[DATA SHOWN]:

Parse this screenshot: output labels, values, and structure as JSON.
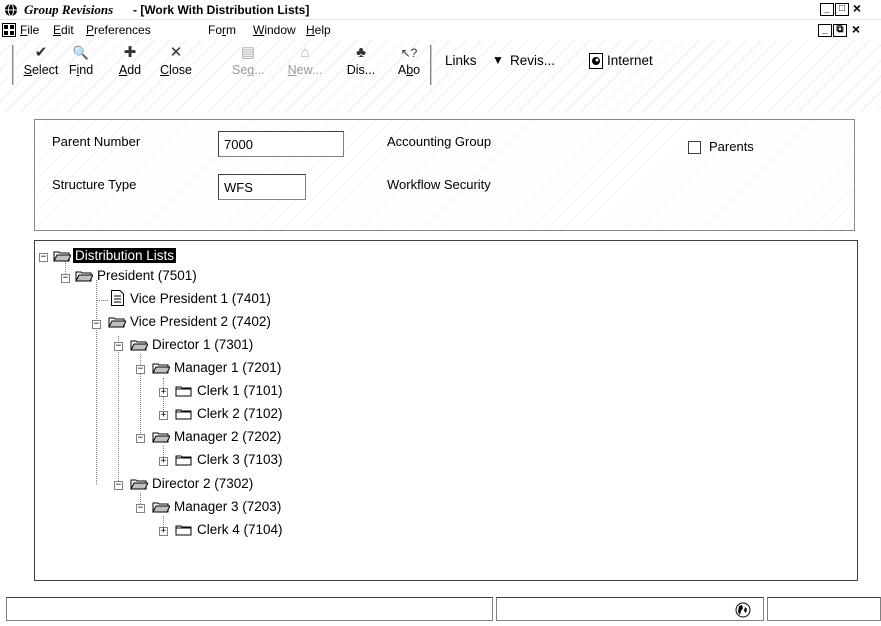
{
  "window": {
    "app_name": "Group Revisions",
    "title": " - [Work With Distribution Lists]",
    "buttons": {
      "minimize": "_",
      "maximize": "□",
      "close": "×"
    }
  },
  "menubar": {
    "items": [
      {
        "underline": "F",
        "rest": "ile"
      },
      {
        "underline": "E",
        "rest": "dit"
      },
      {
        "underline": "P",
        "rest": "references"
      },
      {
        "pre": "Fo",
        "underline": "r",
        "rest": "m"
      },
      {
        "underline": "W",
        "rest": "indow"
      },
      {
        "underline": "H",
        "rest": "elp"
      }
    ],
    "doc_buttons": {
      "minimize": "_",
      "restore": "⧉",
      "close": "×"
    }
  },
  "toolbar": {
    "buttons": [
      {
        "icon": "✔",
        "icon_name": "check-icon",
        "underline": "S",
        "rest": "elect",
        "enabled": true
      },
      {
        "icon": "🔍",
        "icon_name": "find-icon",
        "pre": "F",
        "underline": "i",
        "rest": "nd",
        "enabled": true
      },
      {
        "icon": "✚",
        "icon_name": "add-icon",
        "underline": "A",
        "rest": "dd",
        "enabled": true
      },
      {
        "icon": "✕",
        "icon_name": "close-icon",
        "underline": "C",
        "rest": "lose",
        "enabled": true
      },
      {
        "icon": "▤",
        "icon_name": "sequence-icon",
        "pre": "Se",
        "underline": "q",
        "rest": "...",
        "enabled": false
      },
      {
        "icon": "⌂",
        "icon_name": "new-icon",
        "underline": "N",
        "rest": "ew...",
        "enabled": false
      },
      {
        "icon": "♣",
        "icon_name": "display-icon",
        "pre": "Dis...",
        "underline": "",
        "rest": "",
        "enabled": true
      },
      {
        "icon": "↖?",
        "icon_name": "about-icon",
        "pre": "A",
        "underline": "b",
        "rest": "o",
        "enabled": true
      }
    ],
    "links_label": "Links",
    "revis_label": "Revis...",
    "internet_label": "Internet"
  },
  "form": {
    "parent_number_label": "Parent Number",
    "parent_number_value": "7000",
    "parent_number_desc": "Accounting Group",
    "structure_type_label": "Structure Type",
    "structure_type_value": "WFS",
    "structure_type_desc": "Workflow Security",
    "parents_label": "Parents",
    "parents_checked": false
  },
  "tree": {
    "nodes": [
      {
        "label": "Distribution Lists",
        "icon": "folder-open",
        "expanded": true,
        "selected": true
      },
      {
        "label": "President (7501)",
        "icon": "folder-open",
        "expanded": true
      },
      {
        "label": "Vice President 1 (7401)",
        "icon": "document"
      },
      {
        "label": "Vice President 2 (7402)",
        "icon": "folder-open",
        "expanded": true
      },
      {
        "label": "Director 1 (7301)",
        "icon": "folder-open",
        "expanded": true
      },
      {
        "label": "Manager 1 (7201)",
        "icon": "folder-open",
        "expanded": true
      },
      {
        "label": "Clerk 1 (7101)",
        "icon": "folder-closed",
        "expanded": false
      },
      {
        "label": "Clerk 2 (7102)",
        "icon": "folder-closed",
        "expanded": false
      },
      {
        "label": "Manager 2 (7202)",
        "icon": "folder-open",
        "expanded": true
      },
      {
        "label": "Clerk 3 (7103)",
        "icon": "folder-closed",
        "expanded": false
      },
      {
        "label": "Director 2 (7302)",
        "icon": "folder-open",
        "expanded": true
      },
      {
        "label": "Manager 3 (7203)",
        "icon": "folder-open",
        "expanded": true
      },
      {
        "label": "Clerk 4 (7104)",
        "icon": "folder-closed",
        "expanded": false
      }
    ]
  },
  "statusbar": {
    "globe_icon": "globe-icon"
  }
}
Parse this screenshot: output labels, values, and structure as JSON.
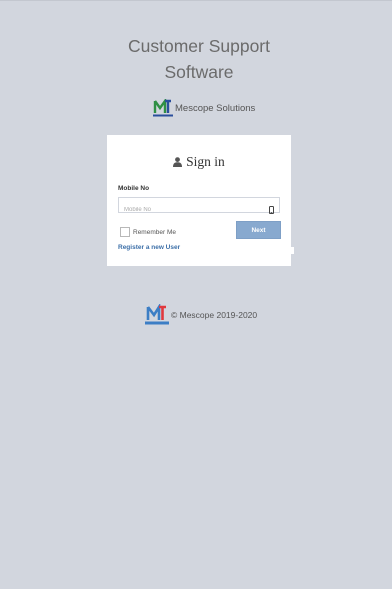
{
  "header": {
    "title_line1": "Customer Support",
    "title_line2": "Software",
    "company_name": "Mescope Solutions"
  },
  "login": {
    "heading": "Sign in",
    "mobile_label": "Mobile No",
    "mobile_placeholder": "Mobile No",
    "mobile_value": "",
    "remember_label": "Remember Me",
    "remember_checked": false,
    "next_label": "Next",
    "register_link": "Register a new User"
  },
  "footer": {
    "copyright": "© Mescope 2019-2020"
  },
  "icons": {
    "user": "user-icon",
    "phone": "mobile-phone-icon",
    "logo": "mescope-logo-icon"
  },
  "colors": {
    "background": "#d2d6de",
    "card": "#ffffff",
    "button": "#88a9cf",
    "link": "#3c6fa8"
  }
}
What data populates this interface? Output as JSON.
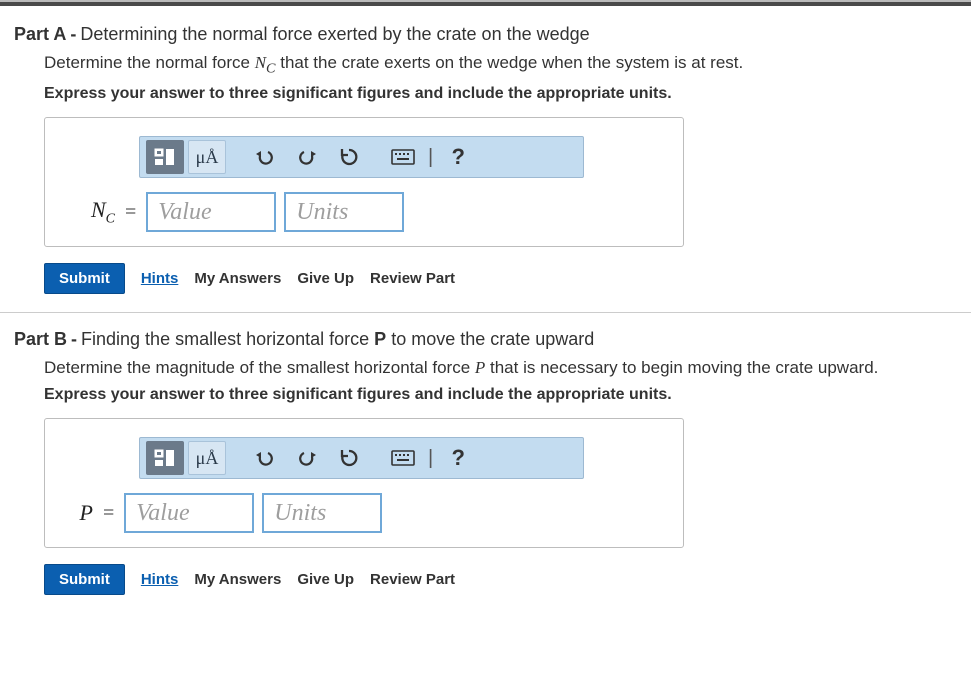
{
  "parts": {
    "a": {
      "label": "Part A",
      "title": "Determining the normal force exerted by the crate on the wedge",
      "desc_prefix": "Determine the normal force ",
      "desc_var": "N",
      "desc_sub": "C",
      "desc_suffix": " that the crate exerts on the wedge when the system is at rest.",
      "bold": "Express your answer to three significant figures and include the appropriate units.",
      "var": "N",
      "var_sub": "C",
      "value_ph": "Value",
      "units_ph": "Units"
    },
    "b": {
      "label": "Part B",
      "title": "Finding the smallest horizontal force P to move the crate upward",
      "desc_prefix": "Determine the magnitude of the smallest horizontal force ",
      "desc_var": "P",
      "desc_sub": "",
      "desc_suffix": " that is necessary to begin moving the crate upward.",
      "bold": "Express your answer to three significant figures and include the appropriate units.",
      "var": "P",
      "var_sub": "",
      "value_ph": "Value",
      "units_ph": "Units"
    }
  },
  "toolbar": {
    "template_label": "μÅ",
    "help_label": "?"
  },
  "actions": {
    "submit": "Submit",
    "hints": "Hints",
    "my_answers": "My Answers",
    "give_up": "Give Up",
    "review": "Review Part"
  },
  "eq": "="
}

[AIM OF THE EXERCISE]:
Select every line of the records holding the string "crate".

[ANSWER SPACE]:
      "title": "Determining the normal force exerted by the crate on the wedge",
      "desc_suffix": " that the crate exerts on the wedge when the system is at rest.",
      "title": "Finding the smallest horizontal force P to move the crate upward",
      "desc_suffix": " that is necessary to begin moving the crate upward.",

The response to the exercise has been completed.